The answer must consist of every line in the data below that holds the word "Equations".

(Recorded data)
+++++

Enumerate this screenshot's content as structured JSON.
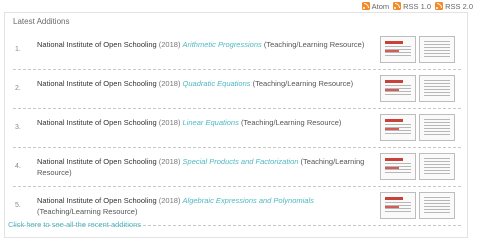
{
  "feeds": [
    {
      "label": "Atom",
      "icon": "rss-icon"
    },
    {
      "label": "RSS 1.0",
      "icon": "rss-icon"
    },
    {
      "label": "RSS 2.0",
      "icon": "rss-icon"
    }
  ],
  "panel": {
    "heading": "Latest Additions",
    "items": [
      {
        "num": "1.",
        "author": "National Institute of Open Schooling",
        "year": "(2018)",
        "title": "Arithmetic Progressions",
        "type": "(Teaching/Learning Resource)"
      },
      {
        "num": "2.",
        "author": "National Institute of Open Schooling",
        "year": "(2018)",
        "title": "Quadratic Equations",
        "type": "(Teaching/Learning Resource)"
      },
      {
        "num": "3.",
        "author": "National Institute of Open Schooling",
        "year": "(2018)",
        "title": "Linear Equations",
        "type": "(Teaching/Learning Resource)"
      },
      {
        "num": "4.",
        "author": "National Institute of Open Schooling",
        "year": "(2018)",
        "title": "Special Products and Factorization",
        "type": "(Teaching/Learning Resource)"
      },
      {
        "num": "5.",
        "author": "National Institute of Open Schooling",
        "year": "(2018)",
        "title": "Algebraic Expressions and Polynomials",
        "type": "(Teaching/Learning Resource)"
      }
    ],
    "footer_link": "Click here to see all the recent additions"
  },
  "colors": {
    "accent_link": "#4fb8c2",
    "rss": "#f28a28"
  }
}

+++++

§ Answer below
        "title": "Quadratic Equations",
        "title": "Linear Equations",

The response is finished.